Today’s state-of-the-art building and environmental control systems have failed to enable facilities and operations management. Our buildings are inefficient and the people using them are under-served.
Building infrastructure and management technology has not kept pace with the increasing complexity of the built environment. Building energy and occupant needs are increasingly dynamic. Contributing extrinsic factors include seasonal building usage, daylight savings, or weather phenomena. As regional markets evolve, buildings can run longer hours, support wider end uses, and support greater levels of economic productivity, creating thinner margins for error.
Furthermore, split incentives create barriers to invest in solutions. For example, it is common in leased facilities for landlords to install the cheapest HVAC equipment available. They know it will be renters, not themselves, who pay utilities and maintenance. Inadequate equipment becomes the tenant’s problem. These conflicting incentives have significant downstream impacts on energy efficiency, carbon emissions and people.
Labor costs to support manual analysis and corrective action has been prohibitive. To meet occupant comfort and maintain cost and energy efficiency, a dynamic machine-assisted approach is needed.

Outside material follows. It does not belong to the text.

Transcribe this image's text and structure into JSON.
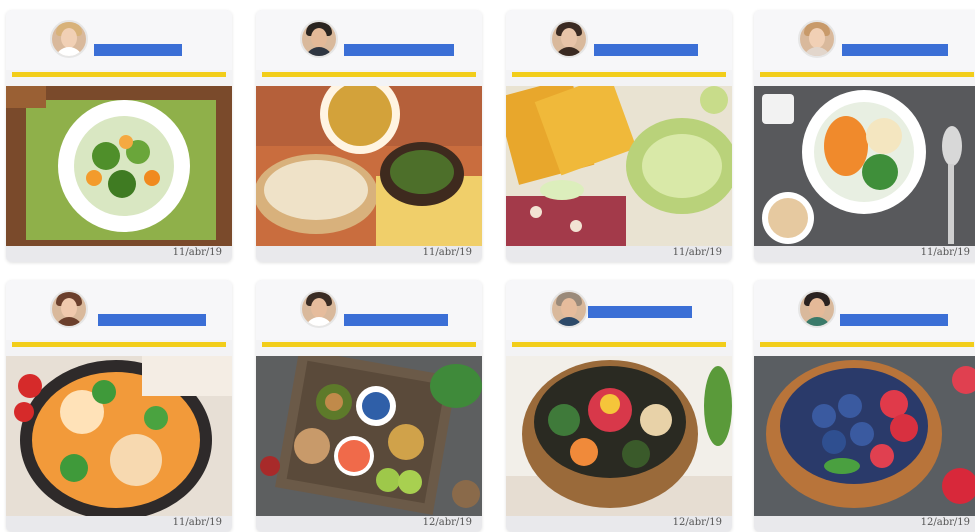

The sheer number of possible operating configurations and nonlinear interdependencies make it difficult to understand and optimize energy efficiency with manual analysis and simple engineering formulas. A machine-assisted approach is needed to meet operator objectives while maintaining cost and energy efficiency.